It’s Autism Awareness month. I’ve been planning to write about autism. The month is half over. I’ve written twice: once to say “I’m writing” and once to say “Here’s what I think I know.” The comments on those posts have taught more than the posts.
I have a list of related posts, germs of ideas, things I want to find out. But, it seems, other projects and responsibilities intrude. I can’t do the research that I would like to do be offer answers here, to have great insights.
I wanted, for example, to find out what it is like when autism is part of a family. What’s it like to be a mom, for example?
Katie Donahue Bevins answers those questions, writing as a poet.
I dragged Sean into the house, his voice screeching, saying over and over,
“I want a new Mommy!”
All I could think was, “Good luck with that. You’re stuck with the one you’ve got.”
Chantal Sicile-Kira answers those questions as an “author, speaker, autism expert:”
When he was little, it was very hard figuring out how to reach him, how to teach him basic skills. Nothing seemed to work for Jeremy as it did for other children with autism. I had to quit my work (in TV and film production) in order to teach him and to do physical therapy exercises with him every day.
To this day, although he has proven how smart he is, his motor skills and sensory processing challenges are such that he requires supports for many aspects of every day life. We are working on helping him become as independent as possible, by trying different therapies to work on motor skills and sensory processing.

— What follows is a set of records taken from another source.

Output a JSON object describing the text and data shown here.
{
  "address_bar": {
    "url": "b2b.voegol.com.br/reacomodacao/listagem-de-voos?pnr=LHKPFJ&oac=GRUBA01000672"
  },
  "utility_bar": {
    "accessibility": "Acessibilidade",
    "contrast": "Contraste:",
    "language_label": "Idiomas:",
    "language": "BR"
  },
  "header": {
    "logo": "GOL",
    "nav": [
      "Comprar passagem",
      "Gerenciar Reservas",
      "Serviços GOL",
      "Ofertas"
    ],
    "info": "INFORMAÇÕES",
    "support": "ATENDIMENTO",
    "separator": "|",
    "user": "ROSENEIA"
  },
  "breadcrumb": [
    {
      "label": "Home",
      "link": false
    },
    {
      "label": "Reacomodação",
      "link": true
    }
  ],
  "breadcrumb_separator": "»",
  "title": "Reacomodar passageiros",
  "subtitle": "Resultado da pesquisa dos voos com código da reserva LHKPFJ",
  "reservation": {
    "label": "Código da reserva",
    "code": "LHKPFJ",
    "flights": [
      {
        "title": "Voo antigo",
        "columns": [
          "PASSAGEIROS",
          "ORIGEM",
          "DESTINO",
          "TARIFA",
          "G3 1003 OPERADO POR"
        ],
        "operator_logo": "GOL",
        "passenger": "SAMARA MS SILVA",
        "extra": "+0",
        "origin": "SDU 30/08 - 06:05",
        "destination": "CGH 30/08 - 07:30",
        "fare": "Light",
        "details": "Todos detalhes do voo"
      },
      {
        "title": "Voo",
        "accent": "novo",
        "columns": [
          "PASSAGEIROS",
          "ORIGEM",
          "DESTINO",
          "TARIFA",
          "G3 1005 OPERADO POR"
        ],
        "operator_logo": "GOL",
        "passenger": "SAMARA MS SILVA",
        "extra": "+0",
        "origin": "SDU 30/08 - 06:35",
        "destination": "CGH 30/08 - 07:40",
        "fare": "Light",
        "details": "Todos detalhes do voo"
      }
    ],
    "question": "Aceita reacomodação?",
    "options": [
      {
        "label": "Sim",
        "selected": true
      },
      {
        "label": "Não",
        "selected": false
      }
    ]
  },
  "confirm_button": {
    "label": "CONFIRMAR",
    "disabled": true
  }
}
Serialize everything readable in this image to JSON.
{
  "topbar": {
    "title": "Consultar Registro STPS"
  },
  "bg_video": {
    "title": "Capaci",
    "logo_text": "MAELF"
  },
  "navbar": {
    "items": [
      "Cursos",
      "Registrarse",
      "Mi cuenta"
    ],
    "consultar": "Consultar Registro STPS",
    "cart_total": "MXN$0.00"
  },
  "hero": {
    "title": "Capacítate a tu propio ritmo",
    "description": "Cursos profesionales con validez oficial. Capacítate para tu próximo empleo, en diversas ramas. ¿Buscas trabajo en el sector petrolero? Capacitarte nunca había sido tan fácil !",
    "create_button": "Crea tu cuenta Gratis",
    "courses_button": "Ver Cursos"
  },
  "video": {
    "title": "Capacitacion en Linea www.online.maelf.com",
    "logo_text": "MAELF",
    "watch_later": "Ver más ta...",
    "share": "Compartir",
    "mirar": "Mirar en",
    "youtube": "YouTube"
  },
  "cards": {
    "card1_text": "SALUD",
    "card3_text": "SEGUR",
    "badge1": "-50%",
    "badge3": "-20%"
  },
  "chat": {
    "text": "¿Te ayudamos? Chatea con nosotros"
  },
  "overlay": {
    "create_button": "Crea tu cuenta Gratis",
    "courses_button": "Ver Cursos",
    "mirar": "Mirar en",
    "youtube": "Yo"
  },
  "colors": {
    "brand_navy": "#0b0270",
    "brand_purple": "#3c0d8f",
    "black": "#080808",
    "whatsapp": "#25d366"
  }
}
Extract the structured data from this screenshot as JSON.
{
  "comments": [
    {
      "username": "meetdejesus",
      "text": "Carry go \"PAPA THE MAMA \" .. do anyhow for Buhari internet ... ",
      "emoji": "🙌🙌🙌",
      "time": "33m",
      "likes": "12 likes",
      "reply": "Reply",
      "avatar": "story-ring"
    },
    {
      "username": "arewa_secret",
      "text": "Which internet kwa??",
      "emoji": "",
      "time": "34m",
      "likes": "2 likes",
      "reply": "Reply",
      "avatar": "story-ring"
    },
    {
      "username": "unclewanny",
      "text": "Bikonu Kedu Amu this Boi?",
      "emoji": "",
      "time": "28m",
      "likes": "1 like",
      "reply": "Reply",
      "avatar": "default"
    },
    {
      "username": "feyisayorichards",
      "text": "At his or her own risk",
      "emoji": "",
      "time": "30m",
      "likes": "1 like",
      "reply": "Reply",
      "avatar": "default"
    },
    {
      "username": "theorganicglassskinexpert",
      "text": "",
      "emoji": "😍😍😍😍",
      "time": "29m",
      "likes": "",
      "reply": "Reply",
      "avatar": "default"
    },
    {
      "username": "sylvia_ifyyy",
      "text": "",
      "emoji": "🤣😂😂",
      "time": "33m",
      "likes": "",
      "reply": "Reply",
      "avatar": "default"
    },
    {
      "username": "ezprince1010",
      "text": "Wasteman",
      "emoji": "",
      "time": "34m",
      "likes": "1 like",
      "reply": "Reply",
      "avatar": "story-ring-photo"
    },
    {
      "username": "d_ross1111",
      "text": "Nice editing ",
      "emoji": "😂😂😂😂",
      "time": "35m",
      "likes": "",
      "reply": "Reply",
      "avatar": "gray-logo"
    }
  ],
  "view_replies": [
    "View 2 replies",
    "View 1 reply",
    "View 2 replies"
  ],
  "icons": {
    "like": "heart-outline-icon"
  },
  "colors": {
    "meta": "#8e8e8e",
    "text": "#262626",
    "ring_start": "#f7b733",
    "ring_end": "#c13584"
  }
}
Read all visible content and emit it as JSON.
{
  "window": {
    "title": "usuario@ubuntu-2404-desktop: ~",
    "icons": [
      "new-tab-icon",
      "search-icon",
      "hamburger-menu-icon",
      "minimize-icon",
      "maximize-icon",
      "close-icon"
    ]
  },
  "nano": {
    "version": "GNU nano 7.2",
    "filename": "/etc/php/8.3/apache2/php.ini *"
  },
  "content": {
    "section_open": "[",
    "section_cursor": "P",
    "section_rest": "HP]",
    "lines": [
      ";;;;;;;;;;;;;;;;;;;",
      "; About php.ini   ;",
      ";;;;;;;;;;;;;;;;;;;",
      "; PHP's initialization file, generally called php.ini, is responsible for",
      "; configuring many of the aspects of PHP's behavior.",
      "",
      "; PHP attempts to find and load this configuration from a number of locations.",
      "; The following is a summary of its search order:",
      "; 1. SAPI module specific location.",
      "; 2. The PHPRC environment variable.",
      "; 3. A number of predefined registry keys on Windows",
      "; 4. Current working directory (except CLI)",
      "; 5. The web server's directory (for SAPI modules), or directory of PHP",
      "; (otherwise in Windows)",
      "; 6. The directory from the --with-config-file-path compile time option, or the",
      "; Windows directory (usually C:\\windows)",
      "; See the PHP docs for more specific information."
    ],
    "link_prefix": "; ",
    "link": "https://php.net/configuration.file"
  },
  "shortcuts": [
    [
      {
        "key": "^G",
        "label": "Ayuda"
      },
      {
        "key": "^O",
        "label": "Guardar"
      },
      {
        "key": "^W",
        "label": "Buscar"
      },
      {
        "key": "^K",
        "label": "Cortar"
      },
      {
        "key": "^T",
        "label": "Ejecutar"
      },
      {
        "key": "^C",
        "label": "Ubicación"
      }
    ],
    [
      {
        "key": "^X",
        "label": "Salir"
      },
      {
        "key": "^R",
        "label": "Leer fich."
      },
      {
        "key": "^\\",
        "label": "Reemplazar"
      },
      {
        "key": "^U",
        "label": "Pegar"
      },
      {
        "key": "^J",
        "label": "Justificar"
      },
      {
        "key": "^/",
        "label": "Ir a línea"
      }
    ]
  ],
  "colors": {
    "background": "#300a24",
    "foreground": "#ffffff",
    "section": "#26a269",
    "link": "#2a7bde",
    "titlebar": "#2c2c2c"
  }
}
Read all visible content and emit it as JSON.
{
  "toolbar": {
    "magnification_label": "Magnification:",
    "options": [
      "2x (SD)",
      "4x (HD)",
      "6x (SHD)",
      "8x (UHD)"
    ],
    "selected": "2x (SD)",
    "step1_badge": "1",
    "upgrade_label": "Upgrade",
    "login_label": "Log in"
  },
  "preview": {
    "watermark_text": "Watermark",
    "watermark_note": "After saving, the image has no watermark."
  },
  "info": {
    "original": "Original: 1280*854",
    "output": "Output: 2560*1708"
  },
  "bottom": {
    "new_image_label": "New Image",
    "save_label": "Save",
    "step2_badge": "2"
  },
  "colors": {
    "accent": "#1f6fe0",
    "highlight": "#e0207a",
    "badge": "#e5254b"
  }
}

I wanted to offer insight, that is, until I realized that awareness isn’t about being an expert, about having the most profound insights. Sometimes being aware is about stopping long enough to notice.
These moms are worth noticing.